Event: Lessons from a decade’s research on poverty

16/03/2016 - 09:00 to 18/03/2016 - 17:00

Lessons from a Decade’s Research on Poverty: Innovation, Engagement and Impact Conference

The last decade of development research and practice has been shaped by global agendas such as the Millennium Development Goals (MDGs) and painstaking work to build a consensus around the new SDGs. The ‘Lessons from a Decade’s Research on Poverty: Innovation, Engagement and Impact’ conference took place from 16-18 March in Pretoria, South Africa to highlight the full breadth of research carried out during the lifetime of the Joint Fund for Poverty Alleviation Research. The conference came at a seminal point in time to reflect and identify key learning and knowledge which could help position researchers to more effectively respond to development policy agendas.

Hosted by The Impact Initiative, the event included those researchers who are supported from the Joint Fund’s 139 projects and their partner organisations, donors, policy actors and practitioners. Attendees shared learning, forged new connections and built a shared vision for the future of development-related social science research. The lessons from this event also speak clearly to the wider development community of the importance of underpinning decision making processes with sound and relevant research.

Session Summaries and Materials

The ‘Lessons from a Decade’s Research on Poverty: Innovation, Engagement and Impact’ conference included researchers who are supported from the Joint Fund’s 139 projects and their partners, donors, policy actors and practitioners.

Attendees shared learning, forged new connections and built a shared vision for the future of development related social science research.

The session summaries contain the lessons from the event and speak clearly to the wider development community of the importance of underpinning decision making processes with sound and relevant research.

[Download PDF 1.13Mb]

Conference materials

A series of short films of top tips on getting from research to impact.

  • Plan for impact from the start
  • Involve stakeholders in the research process
  • Understand the political landscape you operate in
  • Make your research accessible
  • Be flexible and open to change

 

A short film Highlights, reflections and learnings from the conference

Presentations can be downloaded via slideshare

Event photographs are available in the Impact Initiative Flickr album

Conference advisory panel

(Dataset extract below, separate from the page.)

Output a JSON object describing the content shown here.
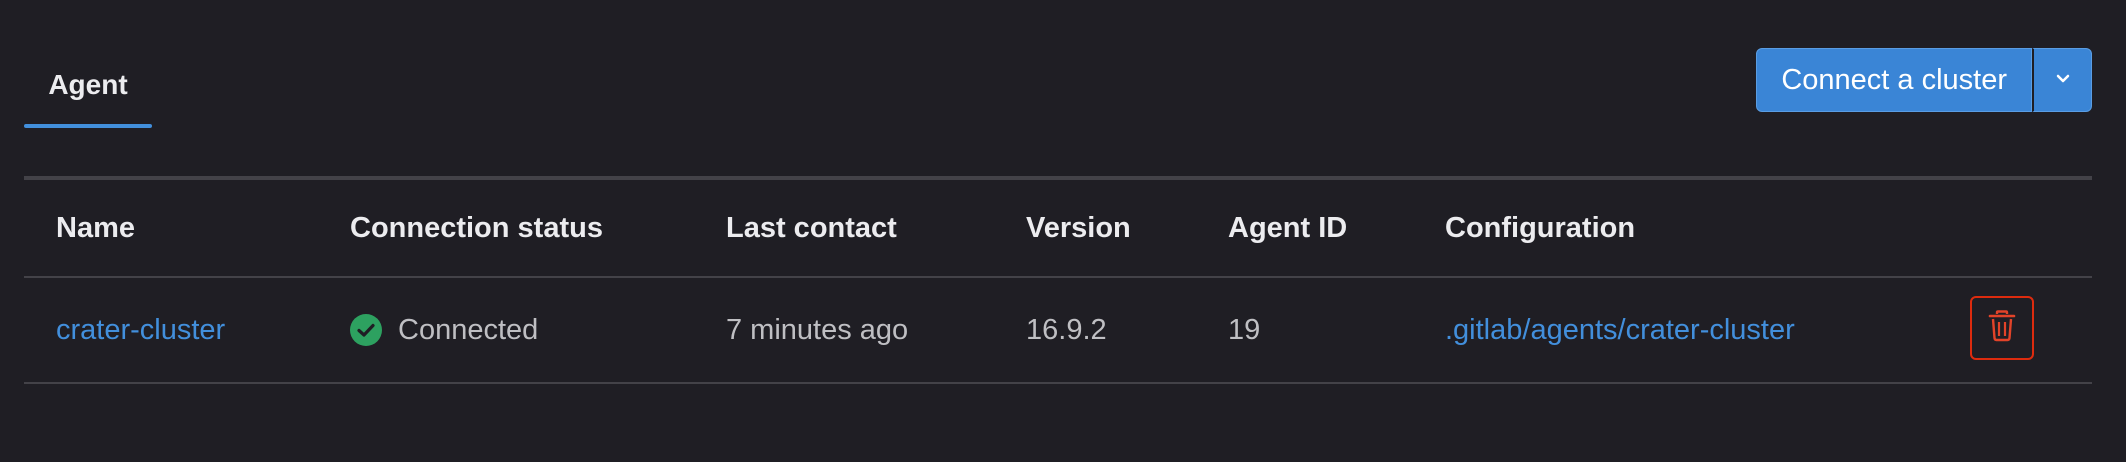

·        Dominic Glover (chair) – Institute of Development Studies, Brighton
Prof. Patricia Justino
 – Institute of Development Studies, Brighton
Dr Gerry Bloom – Institute of Development Studies, Brighton
Prof. Ana María Ibáñez – Faculty of Economics, University of the Andes
Dr Andrew Long
 – Department for International Development
Dr Nina Marshall -  Economic and Social Research Council
Prof. Gina Porter – Dept of Anthropology, Durham University
Prof. Pauline Rose
 – Faculty of Education, University of Cambridge
Dr Lauren Winch
 – Economic and Social Research Council·  

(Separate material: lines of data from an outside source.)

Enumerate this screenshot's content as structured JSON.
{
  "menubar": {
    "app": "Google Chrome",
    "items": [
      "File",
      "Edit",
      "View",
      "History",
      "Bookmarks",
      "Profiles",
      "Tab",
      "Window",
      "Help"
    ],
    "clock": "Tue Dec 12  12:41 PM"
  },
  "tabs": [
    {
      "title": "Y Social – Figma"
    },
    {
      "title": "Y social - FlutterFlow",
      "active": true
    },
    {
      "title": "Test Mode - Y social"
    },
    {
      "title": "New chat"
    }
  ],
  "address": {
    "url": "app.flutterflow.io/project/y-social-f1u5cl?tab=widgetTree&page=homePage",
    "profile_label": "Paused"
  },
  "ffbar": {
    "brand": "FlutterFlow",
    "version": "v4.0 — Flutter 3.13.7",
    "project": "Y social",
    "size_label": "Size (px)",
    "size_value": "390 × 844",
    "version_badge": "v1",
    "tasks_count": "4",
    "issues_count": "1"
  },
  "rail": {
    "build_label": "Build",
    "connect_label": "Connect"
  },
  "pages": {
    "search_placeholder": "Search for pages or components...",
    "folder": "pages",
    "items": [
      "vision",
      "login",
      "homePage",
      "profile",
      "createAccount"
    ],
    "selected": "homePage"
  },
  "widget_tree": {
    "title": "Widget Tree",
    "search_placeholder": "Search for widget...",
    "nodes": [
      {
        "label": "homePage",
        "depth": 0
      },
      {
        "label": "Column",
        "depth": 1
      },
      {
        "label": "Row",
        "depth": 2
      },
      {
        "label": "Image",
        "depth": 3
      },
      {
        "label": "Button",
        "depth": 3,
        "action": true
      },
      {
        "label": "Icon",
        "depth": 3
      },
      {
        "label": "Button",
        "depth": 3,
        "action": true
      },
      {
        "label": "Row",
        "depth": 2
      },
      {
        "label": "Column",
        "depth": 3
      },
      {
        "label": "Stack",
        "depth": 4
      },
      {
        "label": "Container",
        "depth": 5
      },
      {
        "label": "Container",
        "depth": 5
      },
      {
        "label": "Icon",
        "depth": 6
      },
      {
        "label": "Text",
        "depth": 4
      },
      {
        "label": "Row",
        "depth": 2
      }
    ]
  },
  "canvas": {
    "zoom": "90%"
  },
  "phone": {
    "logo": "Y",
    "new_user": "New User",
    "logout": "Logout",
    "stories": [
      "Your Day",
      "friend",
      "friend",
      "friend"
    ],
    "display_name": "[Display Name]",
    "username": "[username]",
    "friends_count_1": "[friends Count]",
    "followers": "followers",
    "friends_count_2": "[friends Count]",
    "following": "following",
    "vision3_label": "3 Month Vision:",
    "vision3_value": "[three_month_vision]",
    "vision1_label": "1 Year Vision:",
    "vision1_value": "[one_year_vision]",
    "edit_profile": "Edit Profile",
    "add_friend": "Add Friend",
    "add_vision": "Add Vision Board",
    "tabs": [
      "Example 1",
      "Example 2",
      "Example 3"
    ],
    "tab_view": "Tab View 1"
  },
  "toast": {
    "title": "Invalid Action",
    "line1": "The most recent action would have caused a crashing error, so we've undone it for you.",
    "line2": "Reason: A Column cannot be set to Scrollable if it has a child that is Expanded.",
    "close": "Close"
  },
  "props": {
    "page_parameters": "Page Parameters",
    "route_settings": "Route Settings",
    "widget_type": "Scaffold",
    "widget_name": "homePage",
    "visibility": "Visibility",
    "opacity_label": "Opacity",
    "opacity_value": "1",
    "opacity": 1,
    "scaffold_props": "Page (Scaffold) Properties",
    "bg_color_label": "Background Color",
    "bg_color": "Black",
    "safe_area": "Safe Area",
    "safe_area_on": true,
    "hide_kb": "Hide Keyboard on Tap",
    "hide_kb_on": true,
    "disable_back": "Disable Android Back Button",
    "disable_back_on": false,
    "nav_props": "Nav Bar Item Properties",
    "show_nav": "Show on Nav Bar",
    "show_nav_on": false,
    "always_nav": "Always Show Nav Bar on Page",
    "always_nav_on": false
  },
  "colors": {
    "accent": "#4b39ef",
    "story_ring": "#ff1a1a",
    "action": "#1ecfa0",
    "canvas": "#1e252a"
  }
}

Plenary speakers

Prof. Ben Cousins (PLAAS, South Africa) about his experience of achieving impacts on policy and practice through his research, with the provisional title ‘“It’s all just politics” – the Role of Research in Development Policy and Practice’

Dr. Rob Hope (Oxford) about ‘Translating research ideas into water security impacts for the poor in rural Kenya’ with a particular emphasis on ‘five years of research innovation’ and ‘reflections from a bumpy journey’.

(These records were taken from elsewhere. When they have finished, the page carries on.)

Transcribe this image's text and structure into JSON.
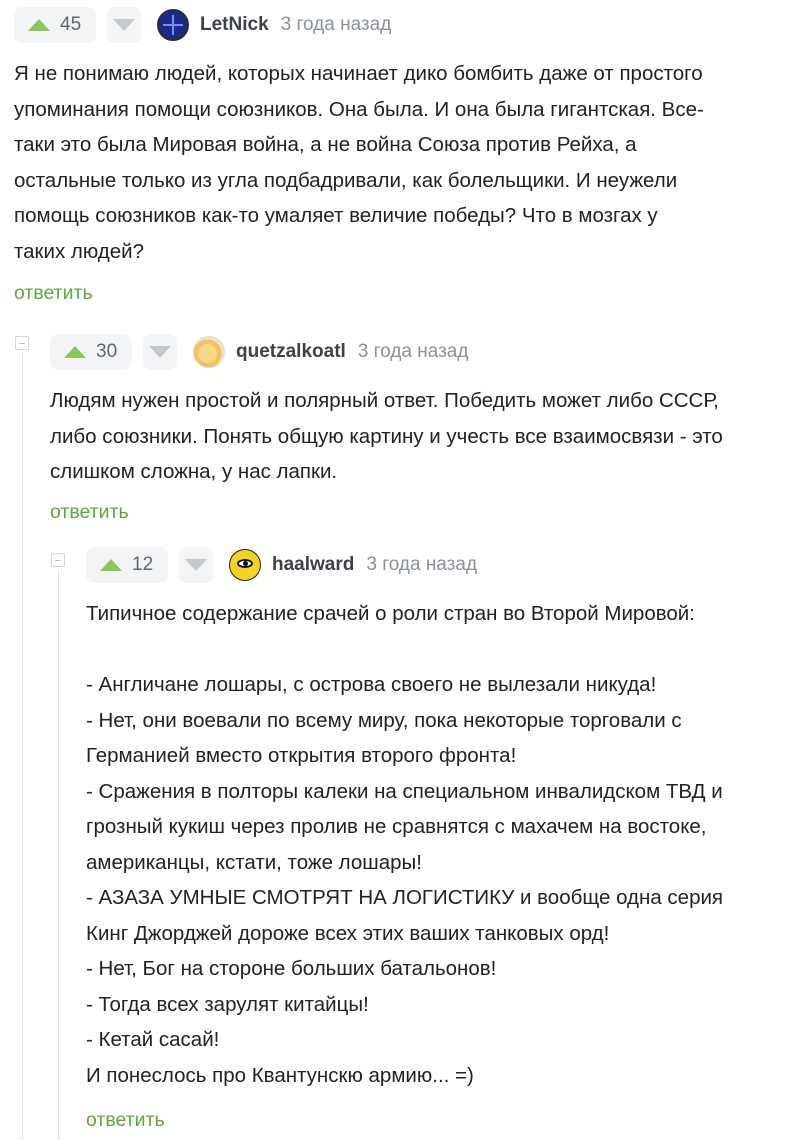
{
  "comments": [
    {
      "votes": "45",
      "author": "LetNick",
      "time": "3 года назад",
      "text": "Я не понимаю людей, которых начинает дико бомбить даже от простого\nупоминания помощи союзников. Она была. И она была гигантская. Все-\nтаки это была Мировая война, а не война Союза против Рейха, а\nостальные только из угла подбадривали, как болельщики. И неужели\nпомощь союзников как-то умаляет величие победы? Что в мозгах у\nтаких людей?",
      "reply_label": "ответить",
      "avatar_icon": "globe-avatar-icon"
    },
    {
      "votes": "30",
      "author": "quetzalkoatl",
      "time": "3 года назад",
      "text": "Людям нужен простой и полярный ответ. Победить может либо СССР,\nлибо союзники. Понять общую картину и учесть все взаимосвязи - это\nслишком сложна, у нас лапки.",
      "reply_label": "ответить",
      "avatar_icon": "orange-avatar-icon"
    },
    {
      "votes": "12",
      "author": "haalward",
      "time": "3 года назад",
      "text": "Типичное содержание срачей о роли стран во Второй Мировой:\n\n- Англичане лошары, с острова своего не вылезали никуда!\n- Нет, они воевали по всему миру, пока некоторые торговали с\nГерманией вместо открытия второго фронта!\n- Сражения в полторы калеки на специальном инвалидском ТВД и\nгрозный кукиш через пролив не сравнятся с махачем на востоке,\nамериканцы, кстати, тоже лошары!\n- АЗАЗА УМНЫЕ СМОТРЯТ НА ЛОГИСТИКУ и вообще одна серия\nКинг Джорджей дороже всех этих ваших танковых орд!\n- Нет, Бог на стороне больших батальонов!\n- Тогда всех зарулят китайцы!\n- Кетай сасай!\nИ понеслось про Квантунскю армию... =)",
      "reply_label": "ответить",
      "avatar_icon": "eye-avatar-icon"
    }
  ],
  "colors": {
    "upvote": "#8ac858",
    "reply": "#5ea83f",
    "vote_bg": "#f3f4f5"
  }
}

Prof. Pat Pridmore (UCL Institute of Education) about ‘Increasing municipal governance to tackle the drivers of child malnutrition’ – focusing on engagement with policy and practice.

Key panel discussions framed, challenged and stimulated the dialogue on the lessons from the last decade’s research on poverty. Sessions addressed the co-construction of research with communities; research as political scrutiny and on the informal economy and crisis recovery, and much more. It delved into the challenges and successes of research uptake; exploring the themes of gender, disability, and health and nutrition, and included a session on methods.

Academics and practitioners leading these sessions included Gina Porter (Durham University)Emma Crewe (School of Oriental and African Studies, SOAS), Mungai Lenneiye (Zimbisa, Zimbabwe) and Diana Coates (Development Research Uptake in Sub-Saharan Africa, DRUSSA).